(Dataset items)
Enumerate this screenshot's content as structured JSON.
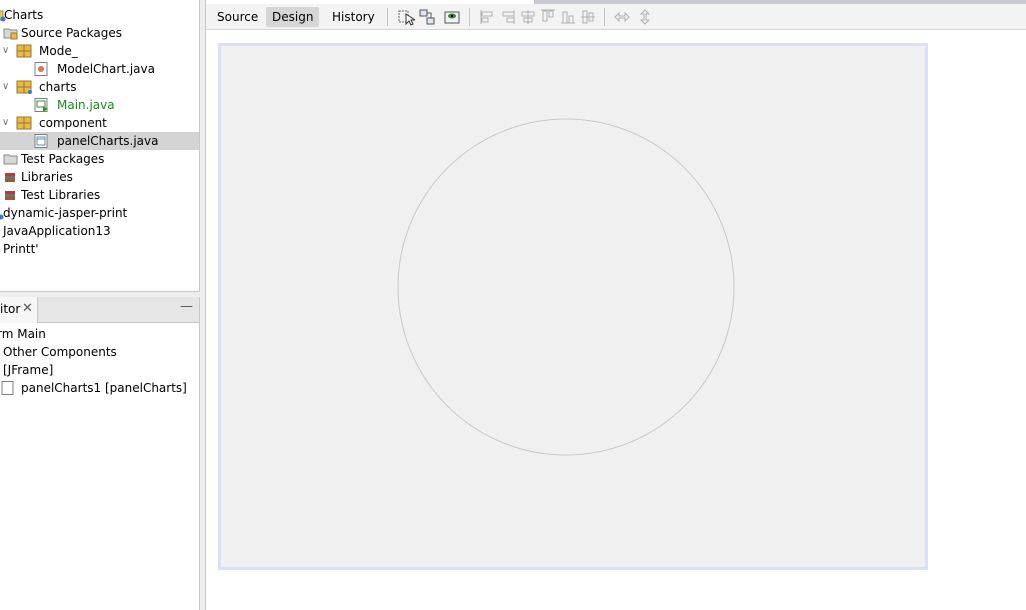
{
  "projects": {
    "rows": [
      {
        "label": "Charts"
      },
      {
        "label": "Source Packages"
      },
      {
        "label": "Mode_"
      },
      {
        "label": "ModelChart.java"
      },
      {
        "label": "charts"
      },
      {
        "label": "Main.java"
      },
      {
        "label": "component"
      },
      {
        "label": "panelCharts.java"
      },
      {
        "label": "Test Packages"
      },
      {
        "label": "Libraries"
      },
      {
        "label": "Test Libraries"
      },
      {
        "label": "dynamic-jasper-print"
      },
      {
        "label": "JavaApplication13"
      },
      {
        "label": "Printt'"
      }
    ]
  },
  "navigator": {
    "tab_label": "itor",
    "close_glyph": "✕",
    "minimize_glyph": "—",
    "rows": [
      {
        "label": "rm Main"
      },
      {
        "label": "Other Components"
      },
      {
        "label": "[JFrame]"
      },
      {
        "label": "panelCharts1 [panelCharts]"
      }
    ]
  },
  "editor": {
    "tabs": [
      {
        "label": "Source"
      },
      {
        "label": "Design",
        "active": true
      },
      {
        "label": "History"
      }
    ],
    "toolbar_icons": [
      "selection-mode-icon",
      "connection-mode-icon",
      "preview-design-icon",
      "align-left-icon",
      "align-right-icon",
      "center-horizontal-icon",
      "align-top-icon",
      "align-bottom-icon",
      "center-vertical-icon",
      "resize-horizontal-icon",
      "resize-vertical-icon"
    ]
  },
  "colors": {
    "canvas_bg": "#f0f0f0",
    "canvas_border": "#dbe0f8",
    "selection": "#d4d4d4",
    "java_green": "#1a8a1a",
    "package_yellow": "#e7b94a"
  }
}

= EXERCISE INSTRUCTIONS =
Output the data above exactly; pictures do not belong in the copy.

= TASK SOLUTION =
Enumerate this screenshot's content as structured JSON.
{
  "projects": {
    "rows": [
      {
        "label": "Charts"
      },
      {
        "label": "Source Packages"
      },
      {
        "label": "Mode_"
      },
      {
        "label": "ModelChart.java"
      },
      {
        "label": "charts"
      },
      {
        "label": "Main.java"
      },
      {
        "label": "component"
      },
      {
        "label": "panelCharts.java"
      },
      {
        "label": "Test Packages"
      },
      {
        "label": "Libraries"
      },
      {
        "label": "Test Libraries"
      },
      {
        "label": "dynamic-jasper-print"
      },
      {
        "label": "JavaApplication13"
      },
      {
        "label": "Printt'"
      }
    ]
  },
  "navigator": {
    "tab_label": "itor",
    "close_glyph": "✕",
    "minimize_glyph": "—",
    "rows": [
      {
        "label": "rm Main"
      },
      {
        "label": "Other Components"
      },
      {
        "label": "[JFrame]"
      },
      {
        "label": "panelCharts1 [panelCharts]"
      }
    ]
  },
  "editor": {
    "tabs": [
      {
        "label": "Source"
      },
      {
        "label": "Design",
        "active": true
      },
      {
        "label": "History"
      }
    ],
    "toolbar_icons": [
      "selection-mode-icon",
      "connection-mode-icon",
      "preview-design-icon",
      "align-left-icon",
      "align-right-icon",
      "center-horizontal-icon",
      "align-top-icon",
      "align-bottom-icon",
      "center-vertical-icon",
      "resize-horizontal-icon",
      "resize-vertical-icon"
    ]
  },
  "colors": {
    "canvas_bg": "#f0f0f0",
    "canvas_border": "#dbe0f8",
    "selection": "#d4d4d4",
    "java_green": "#1a8a1a",
    "package_yellow": "#e7b94a"
  }
}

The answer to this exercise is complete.